+++ Working data
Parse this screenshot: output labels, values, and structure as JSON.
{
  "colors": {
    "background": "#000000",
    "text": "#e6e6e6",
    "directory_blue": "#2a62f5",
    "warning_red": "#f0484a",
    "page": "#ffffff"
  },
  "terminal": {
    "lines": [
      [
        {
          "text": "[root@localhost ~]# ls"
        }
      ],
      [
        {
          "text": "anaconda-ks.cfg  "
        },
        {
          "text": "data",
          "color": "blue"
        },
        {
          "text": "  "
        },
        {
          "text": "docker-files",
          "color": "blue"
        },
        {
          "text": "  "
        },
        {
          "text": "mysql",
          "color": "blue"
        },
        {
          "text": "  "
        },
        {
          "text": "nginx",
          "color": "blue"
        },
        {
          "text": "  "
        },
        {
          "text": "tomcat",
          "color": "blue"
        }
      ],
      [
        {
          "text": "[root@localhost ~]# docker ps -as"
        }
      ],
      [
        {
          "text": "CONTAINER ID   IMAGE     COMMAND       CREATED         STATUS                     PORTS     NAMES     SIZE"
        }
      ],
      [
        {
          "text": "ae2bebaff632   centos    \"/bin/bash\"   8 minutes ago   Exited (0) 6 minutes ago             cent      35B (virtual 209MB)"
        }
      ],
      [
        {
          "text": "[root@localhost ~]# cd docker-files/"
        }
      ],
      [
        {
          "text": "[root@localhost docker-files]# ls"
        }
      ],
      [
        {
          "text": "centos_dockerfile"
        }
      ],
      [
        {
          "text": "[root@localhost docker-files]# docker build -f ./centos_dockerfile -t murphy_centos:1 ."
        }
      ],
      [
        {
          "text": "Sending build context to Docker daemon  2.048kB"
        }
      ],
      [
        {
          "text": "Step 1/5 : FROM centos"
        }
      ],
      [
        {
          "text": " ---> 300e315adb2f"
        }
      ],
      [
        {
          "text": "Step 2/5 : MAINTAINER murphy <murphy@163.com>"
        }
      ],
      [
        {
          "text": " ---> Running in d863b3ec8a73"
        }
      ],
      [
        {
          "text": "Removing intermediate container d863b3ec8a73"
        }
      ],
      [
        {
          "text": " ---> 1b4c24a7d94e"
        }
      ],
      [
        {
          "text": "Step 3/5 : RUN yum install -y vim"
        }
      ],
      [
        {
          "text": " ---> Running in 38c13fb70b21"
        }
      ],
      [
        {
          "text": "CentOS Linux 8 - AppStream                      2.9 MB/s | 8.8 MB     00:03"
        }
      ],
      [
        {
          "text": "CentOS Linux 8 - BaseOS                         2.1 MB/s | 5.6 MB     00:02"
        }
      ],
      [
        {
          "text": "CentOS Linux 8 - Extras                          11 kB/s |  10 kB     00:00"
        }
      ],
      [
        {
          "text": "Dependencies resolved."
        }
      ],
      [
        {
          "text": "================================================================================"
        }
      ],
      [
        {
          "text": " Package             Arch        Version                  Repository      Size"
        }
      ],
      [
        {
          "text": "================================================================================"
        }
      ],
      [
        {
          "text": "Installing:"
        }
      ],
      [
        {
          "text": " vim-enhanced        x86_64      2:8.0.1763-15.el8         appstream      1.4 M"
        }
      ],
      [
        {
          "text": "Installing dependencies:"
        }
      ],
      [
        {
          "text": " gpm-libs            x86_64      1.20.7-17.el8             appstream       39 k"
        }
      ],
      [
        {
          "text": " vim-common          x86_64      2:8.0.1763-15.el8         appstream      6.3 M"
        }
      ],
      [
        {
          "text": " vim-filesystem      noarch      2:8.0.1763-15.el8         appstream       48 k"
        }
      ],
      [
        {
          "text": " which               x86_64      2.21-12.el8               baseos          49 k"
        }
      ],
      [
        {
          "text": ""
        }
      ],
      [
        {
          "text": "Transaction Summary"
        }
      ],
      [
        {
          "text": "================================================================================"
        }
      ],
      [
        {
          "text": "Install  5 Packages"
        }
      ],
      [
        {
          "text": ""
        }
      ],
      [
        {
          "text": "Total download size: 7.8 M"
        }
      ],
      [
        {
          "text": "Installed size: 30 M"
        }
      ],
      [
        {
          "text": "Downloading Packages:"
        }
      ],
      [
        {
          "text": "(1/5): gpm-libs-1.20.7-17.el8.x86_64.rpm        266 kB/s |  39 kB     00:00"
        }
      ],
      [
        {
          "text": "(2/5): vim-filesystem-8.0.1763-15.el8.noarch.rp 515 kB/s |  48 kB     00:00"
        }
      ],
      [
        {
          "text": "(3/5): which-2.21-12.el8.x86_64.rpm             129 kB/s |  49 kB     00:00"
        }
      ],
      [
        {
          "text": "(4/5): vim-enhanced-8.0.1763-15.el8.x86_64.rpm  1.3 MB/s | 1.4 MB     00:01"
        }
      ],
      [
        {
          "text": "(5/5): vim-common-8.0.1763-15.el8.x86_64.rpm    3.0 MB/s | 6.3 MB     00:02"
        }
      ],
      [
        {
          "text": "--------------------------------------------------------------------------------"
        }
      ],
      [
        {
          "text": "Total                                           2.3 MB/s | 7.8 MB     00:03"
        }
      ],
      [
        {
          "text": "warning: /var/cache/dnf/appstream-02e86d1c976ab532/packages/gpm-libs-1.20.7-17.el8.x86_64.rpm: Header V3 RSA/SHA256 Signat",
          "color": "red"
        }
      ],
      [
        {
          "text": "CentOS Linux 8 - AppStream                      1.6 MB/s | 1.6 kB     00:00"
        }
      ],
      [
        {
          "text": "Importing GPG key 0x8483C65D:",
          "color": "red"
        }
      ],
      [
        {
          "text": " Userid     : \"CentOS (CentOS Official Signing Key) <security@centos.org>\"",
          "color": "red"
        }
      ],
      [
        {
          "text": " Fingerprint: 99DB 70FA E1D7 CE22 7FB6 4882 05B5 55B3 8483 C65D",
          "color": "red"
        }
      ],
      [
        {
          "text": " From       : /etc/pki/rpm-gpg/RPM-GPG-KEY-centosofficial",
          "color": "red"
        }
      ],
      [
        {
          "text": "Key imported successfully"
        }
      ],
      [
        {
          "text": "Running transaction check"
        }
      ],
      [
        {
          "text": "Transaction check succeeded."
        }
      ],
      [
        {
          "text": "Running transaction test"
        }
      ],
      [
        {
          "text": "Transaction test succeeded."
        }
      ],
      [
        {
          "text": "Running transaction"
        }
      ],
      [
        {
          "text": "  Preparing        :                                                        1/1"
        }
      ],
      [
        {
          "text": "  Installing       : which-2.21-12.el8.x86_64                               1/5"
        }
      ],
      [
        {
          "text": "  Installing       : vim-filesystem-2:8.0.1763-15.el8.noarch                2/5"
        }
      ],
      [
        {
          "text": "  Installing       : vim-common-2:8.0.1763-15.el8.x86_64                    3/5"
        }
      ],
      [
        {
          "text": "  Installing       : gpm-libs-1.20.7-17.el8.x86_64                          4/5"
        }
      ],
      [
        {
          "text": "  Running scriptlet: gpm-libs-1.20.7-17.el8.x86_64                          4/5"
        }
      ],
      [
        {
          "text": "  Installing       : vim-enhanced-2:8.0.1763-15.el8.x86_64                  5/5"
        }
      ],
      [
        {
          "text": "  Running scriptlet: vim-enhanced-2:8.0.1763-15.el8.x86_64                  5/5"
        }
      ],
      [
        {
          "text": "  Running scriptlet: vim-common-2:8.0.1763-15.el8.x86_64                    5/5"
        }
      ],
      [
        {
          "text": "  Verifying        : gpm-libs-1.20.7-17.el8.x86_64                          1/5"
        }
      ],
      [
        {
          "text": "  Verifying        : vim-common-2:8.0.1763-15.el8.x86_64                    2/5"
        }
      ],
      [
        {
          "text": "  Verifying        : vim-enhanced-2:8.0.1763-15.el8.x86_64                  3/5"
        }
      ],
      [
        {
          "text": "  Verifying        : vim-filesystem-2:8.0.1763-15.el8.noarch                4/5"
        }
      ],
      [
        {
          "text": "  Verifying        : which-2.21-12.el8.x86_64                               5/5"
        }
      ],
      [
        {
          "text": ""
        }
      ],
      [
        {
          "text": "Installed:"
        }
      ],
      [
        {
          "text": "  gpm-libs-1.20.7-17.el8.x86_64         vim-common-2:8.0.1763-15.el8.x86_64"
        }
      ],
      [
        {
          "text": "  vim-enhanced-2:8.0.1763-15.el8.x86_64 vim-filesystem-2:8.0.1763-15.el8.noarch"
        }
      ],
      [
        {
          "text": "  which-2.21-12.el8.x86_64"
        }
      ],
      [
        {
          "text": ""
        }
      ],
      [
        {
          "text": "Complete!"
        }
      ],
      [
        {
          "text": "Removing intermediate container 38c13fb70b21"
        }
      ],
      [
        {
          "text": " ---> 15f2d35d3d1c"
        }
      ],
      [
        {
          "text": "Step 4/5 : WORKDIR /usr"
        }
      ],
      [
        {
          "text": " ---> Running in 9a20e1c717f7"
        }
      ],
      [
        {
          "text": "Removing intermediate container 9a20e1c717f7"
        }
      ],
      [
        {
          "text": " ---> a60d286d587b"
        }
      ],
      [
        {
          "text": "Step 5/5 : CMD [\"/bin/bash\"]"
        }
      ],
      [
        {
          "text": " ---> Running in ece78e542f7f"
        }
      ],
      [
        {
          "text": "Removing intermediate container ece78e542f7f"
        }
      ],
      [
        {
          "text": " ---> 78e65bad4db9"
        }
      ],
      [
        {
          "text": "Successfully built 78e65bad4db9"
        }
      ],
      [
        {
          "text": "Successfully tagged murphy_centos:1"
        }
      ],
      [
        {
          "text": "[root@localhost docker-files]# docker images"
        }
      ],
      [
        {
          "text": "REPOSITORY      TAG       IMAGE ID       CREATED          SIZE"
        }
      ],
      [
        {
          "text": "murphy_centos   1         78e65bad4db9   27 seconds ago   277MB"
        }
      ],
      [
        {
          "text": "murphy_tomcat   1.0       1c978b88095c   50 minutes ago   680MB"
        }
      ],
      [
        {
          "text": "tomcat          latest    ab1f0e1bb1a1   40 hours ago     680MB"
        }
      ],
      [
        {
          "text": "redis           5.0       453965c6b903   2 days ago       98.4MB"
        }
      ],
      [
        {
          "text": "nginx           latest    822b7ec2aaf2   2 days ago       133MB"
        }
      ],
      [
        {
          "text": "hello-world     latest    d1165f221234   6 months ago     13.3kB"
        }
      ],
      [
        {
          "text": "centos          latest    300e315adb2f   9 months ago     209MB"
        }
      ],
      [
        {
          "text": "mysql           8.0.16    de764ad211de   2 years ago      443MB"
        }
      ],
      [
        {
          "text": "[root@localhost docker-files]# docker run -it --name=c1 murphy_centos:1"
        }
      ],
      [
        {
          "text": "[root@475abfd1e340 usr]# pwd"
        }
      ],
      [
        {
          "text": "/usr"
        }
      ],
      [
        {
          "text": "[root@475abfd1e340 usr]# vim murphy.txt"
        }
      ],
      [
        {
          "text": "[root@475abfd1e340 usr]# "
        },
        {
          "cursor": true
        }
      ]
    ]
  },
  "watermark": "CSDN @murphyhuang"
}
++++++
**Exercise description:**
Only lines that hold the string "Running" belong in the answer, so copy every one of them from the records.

**Output of the exercise:**
          "text": " ---> Running in d863b3ec8a73"
          "text": " ---> Running in 38c13fb70b21"
          "text": "Running transaction check"
          "text": "Running transaction test"
          "text": "Running transaction"
          "text": "  Running scriptlet: gpm-libs-1.20.7-17.el8.x86_64                          4/5"
          "text": "  Running scriptlet: vim-enhanced-2:8.0.1763-15.el8.x86_64                  5/5"
          "text": "  Running scriptlet: vim-common-2:8.0.1763-15.el8.x86_64                    5/5"
          "text": " ---> Running in 9a20e1c717f7"
          "text": " ---> Running in ece78e542f7f"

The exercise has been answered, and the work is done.